> [Task goal]
Before answering, work out how many lines below contain the string "your"; the reply is that number alone.

> [Recorded information]
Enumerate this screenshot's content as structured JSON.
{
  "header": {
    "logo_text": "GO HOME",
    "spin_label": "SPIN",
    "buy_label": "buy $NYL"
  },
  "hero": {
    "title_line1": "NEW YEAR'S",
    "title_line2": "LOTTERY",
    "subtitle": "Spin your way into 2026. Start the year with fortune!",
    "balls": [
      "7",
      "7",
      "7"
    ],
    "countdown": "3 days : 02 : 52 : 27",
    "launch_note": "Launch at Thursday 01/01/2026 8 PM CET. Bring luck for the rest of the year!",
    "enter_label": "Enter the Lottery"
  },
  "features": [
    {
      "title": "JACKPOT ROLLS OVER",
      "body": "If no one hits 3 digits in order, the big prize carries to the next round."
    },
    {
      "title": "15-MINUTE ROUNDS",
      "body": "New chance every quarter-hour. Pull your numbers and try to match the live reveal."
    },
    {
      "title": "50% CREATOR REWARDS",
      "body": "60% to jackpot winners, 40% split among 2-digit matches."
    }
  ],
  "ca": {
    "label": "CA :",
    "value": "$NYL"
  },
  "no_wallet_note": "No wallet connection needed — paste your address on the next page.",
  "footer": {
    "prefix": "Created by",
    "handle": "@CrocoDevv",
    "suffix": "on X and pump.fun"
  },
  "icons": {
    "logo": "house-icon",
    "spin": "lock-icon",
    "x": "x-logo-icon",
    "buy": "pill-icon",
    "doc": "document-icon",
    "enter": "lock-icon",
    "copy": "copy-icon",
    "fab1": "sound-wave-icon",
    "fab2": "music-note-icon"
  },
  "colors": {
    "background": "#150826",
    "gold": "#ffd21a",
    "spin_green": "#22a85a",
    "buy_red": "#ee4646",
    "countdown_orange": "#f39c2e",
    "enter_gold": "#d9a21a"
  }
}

> [Exercise result]
3